[Oscar Eckenstein] was the inventor of the modern crampon and the first to develop a shorter ice axe. Both of which made climbing ice dramatically more efficient and safer and though having evolved some, these are still in use today. Crowley and Eckenstein met in the late 1800’s and he immediately recognized the young Crowley’s potential as a climber and took him under his wing. Like Crowley, he was an admirer of the works of Sir Richard Francis Burton who Crowley would later canonize a saint of the EGC.
Aleister Crowley’s mountaineering expedition to K2 features in National Geographic magazine’s interview with Mick Conefrey, author of The Ghosts Of K2… The first attempt on K2 was surely the most… Read more »
Mick Conefry describes the occultist Aleister Crowley as being among many sent mad by the treacherous mountain… 28 November 2015 The Ghosts of K2: The Epic Saga of the First… Read more »
In an otherwise surprisingly well-informed and well-written article on Everest, the Daily Express manages to crowbar-in a reference to Aleister Crowley: Hard times, hard men. The distinguished mountaineer and prominent… Read more »

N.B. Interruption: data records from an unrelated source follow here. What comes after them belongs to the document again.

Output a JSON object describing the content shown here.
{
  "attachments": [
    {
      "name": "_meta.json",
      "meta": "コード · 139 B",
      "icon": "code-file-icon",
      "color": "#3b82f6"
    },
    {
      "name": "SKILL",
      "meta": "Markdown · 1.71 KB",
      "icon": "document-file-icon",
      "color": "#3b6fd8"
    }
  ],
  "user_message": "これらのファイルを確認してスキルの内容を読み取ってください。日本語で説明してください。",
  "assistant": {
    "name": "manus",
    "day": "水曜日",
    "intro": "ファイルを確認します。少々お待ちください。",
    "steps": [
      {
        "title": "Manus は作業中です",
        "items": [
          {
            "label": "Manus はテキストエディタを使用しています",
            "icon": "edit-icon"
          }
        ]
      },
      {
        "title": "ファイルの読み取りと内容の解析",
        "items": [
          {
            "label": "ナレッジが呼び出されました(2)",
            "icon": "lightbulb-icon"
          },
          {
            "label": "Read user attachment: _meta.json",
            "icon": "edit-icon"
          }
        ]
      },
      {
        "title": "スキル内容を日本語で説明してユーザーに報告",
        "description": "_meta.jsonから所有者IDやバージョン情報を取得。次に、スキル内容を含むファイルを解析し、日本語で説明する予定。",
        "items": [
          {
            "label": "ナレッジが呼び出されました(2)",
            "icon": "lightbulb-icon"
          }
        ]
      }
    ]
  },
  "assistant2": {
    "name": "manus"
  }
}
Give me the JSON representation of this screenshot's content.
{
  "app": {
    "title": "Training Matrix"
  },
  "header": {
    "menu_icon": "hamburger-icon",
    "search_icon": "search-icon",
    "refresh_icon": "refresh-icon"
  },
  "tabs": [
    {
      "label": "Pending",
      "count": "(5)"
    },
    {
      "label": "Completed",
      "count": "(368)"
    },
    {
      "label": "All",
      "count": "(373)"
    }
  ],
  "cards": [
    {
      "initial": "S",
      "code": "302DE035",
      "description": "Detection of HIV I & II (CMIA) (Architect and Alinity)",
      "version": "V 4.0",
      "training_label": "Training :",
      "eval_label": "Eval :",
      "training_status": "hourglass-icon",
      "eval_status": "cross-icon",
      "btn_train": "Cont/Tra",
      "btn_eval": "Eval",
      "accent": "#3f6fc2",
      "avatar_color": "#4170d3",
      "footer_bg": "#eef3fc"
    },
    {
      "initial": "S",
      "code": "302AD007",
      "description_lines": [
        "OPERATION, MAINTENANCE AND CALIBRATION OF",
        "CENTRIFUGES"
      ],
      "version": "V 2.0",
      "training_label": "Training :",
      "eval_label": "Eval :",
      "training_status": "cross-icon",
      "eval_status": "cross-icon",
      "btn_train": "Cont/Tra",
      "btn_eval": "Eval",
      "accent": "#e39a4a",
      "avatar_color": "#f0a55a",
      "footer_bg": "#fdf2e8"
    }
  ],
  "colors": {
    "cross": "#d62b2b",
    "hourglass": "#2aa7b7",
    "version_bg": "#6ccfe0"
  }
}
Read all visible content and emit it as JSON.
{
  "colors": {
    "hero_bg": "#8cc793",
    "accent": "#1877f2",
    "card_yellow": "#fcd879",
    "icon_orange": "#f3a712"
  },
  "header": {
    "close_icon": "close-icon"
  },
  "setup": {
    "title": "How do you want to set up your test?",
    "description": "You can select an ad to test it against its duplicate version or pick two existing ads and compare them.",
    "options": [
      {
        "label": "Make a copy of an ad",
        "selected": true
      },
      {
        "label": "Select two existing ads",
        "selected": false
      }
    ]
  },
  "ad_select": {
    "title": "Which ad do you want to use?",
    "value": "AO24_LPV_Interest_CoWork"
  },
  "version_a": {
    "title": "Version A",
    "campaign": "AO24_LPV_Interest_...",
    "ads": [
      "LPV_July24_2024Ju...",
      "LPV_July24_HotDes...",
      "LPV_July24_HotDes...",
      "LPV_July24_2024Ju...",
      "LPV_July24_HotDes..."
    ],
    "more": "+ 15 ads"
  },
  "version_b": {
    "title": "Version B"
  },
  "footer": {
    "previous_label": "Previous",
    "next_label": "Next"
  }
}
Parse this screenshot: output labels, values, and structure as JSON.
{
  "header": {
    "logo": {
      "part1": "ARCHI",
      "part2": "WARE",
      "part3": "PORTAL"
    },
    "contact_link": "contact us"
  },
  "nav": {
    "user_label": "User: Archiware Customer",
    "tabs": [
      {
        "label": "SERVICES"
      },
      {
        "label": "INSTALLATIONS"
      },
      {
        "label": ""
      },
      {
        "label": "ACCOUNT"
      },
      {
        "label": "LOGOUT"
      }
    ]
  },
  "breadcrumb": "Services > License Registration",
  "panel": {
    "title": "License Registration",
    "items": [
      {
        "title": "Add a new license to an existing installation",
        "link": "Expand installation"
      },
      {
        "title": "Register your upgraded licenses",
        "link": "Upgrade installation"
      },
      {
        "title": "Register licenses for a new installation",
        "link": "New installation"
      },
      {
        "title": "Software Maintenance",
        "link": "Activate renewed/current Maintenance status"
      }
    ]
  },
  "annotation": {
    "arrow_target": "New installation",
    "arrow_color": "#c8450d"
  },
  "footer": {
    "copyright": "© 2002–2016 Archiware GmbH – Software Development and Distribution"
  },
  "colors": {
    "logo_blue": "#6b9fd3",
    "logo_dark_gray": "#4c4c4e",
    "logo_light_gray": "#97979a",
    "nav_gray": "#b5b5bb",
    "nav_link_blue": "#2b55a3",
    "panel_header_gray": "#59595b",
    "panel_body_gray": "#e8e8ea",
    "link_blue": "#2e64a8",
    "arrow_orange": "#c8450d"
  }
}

A new book on Jules Jacot Guillarmod, the mountaineer and photograph of the Himalaya expeditions of 1902 and 1905, led by Oscar Eckenstein and Aleister Crowley respectively, has been published:… Read more »